I won’t pretend to know the ins and outs of this. In a nutshell, they’ve been trending away from secularism and towards Islamism for years, especially since Erdogan’s party came to power. It came to a head in April when Abdullah Gul, Erdogan’s right-hand man and a devout Muslim, was nominated for president, prompting giant protests and a walkout by secularist MPs which denied Gul the two-thirds quorum and vote he needed in parliament to be elected. Hence the importance of today’s elections: would the ruling party, AKP, get the 367 of the 550 available seats it needed to install this fundie as guardian of Turkey’s secular state?
Results: probably. AKP actually ended up losing seats, picking up 332 this time compared to the 363 they started with, but their share of the vote increased from 34.3% in 2002 to somewhere between 45% and 48% today. (The quirk by which they lost seats is due, per Barry Rubin, to the fact that additional parties qualified for this election.) They need only 35 more MPs to push Gul through with the requisite two-thirds; given the fact that their support just increased by double digits, they should be able to pressure one of the minority parties into joining them. That’ll leave Gul’s fate in the hands of the Turkish military, which is charged constitutionally with protecting secularism. Will they stage a coup or back down in the face of a popular mandate?
The leader of the nationalist party, which took 85 seats, has already hinted that he’ll support Erdogan’s choice for president. Protests notwithstanding, Erdogan says he still favors Gul.
Update: They’re creeping up on 50%.
With 57 percent of the national vote counted, Mr. Erdogan’s Justice and Development party had taken more than 48 percent of the vote, far higher than the 18 percent garnered by the secular opposition Republican People’s Party and the 14 percent taken by the Nationalist Action Party.

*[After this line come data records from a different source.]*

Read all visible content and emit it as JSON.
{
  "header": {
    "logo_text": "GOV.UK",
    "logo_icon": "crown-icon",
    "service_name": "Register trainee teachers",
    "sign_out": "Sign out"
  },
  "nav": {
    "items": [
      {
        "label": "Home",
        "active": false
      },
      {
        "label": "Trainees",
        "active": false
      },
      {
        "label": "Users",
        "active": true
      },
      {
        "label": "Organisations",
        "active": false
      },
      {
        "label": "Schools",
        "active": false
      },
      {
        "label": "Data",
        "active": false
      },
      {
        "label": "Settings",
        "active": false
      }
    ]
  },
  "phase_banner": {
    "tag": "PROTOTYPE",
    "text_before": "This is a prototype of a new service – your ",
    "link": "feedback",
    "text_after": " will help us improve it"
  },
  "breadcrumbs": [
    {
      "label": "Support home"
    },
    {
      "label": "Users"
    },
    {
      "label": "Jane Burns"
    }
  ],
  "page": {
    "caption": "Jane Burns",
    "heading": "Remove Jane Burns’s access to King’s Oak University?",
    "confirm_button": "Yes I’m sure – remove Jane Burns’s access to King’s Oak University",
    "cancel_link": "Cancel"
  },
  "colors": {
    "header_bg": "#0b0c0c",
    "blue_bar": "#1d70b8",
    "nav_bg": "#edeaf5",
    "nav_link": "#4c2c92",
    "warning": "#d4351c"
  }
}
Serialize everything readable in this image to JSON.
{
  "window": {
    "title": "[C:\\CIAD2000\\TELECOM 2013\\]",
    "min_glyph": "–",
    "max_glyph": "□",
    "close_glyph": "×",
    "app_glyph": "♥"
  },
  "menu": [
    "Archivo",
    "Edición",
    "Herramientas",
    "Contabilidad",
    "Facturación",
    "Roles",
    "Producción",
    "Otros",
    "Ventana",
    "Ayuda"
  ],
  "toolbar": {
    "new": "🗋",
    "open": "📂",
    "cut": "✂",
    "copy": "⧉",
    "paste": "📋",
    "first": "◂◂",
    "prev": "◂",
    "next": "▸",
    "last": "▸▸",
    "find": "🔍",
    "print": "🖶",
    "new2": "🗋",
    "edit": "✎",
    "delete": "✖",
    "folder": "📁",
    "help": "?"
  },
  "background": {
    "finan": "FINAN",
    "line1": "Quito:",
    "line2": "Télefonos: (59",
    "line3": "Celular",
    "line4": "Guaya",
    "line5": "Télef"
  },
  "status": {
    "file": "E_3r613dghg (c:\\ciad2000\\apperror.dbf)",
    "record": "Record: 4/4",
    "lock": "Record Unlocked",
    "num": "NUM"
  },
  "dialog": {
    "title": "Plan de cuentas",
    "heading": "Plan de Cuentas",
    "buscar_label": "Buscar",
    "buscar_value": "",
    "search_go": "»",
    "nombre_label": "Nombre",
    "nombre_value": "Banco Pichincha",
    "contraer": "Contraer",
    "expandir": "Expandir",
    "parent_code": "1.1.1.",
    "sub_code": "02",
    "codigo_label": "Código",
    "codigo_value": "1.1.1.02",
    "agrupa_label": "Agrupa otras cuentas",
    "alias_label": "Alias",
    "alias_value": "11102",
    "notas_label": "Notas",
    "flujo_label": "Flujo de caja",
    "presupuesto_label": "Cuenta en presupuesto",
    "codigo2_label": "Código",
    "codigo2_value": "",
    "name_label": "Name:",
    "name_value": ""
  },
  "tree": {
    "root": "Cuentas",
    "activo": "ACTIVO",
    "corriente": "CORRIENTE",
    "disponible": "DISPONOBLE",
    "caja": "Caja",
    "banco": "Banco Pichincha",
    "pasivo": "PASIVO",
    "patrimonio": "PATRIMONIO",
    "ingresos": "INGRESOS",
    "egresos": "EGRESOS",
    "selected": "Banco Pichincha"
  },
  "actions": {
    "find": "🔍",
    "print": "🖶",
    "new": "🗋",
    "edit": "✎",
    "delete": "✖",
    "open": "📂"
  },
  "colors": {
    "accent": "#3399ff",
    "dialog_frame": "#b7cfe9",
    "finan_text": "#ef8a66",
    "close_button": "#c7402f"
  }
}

The results, broadcast on Turkish television at 8 p.m. local time, represent a slap to the state establishment, whose secular and nationalist parties were predicting that voters would punish Mr. Erdogan’s party for trying to push what they said was an Islamic agenda.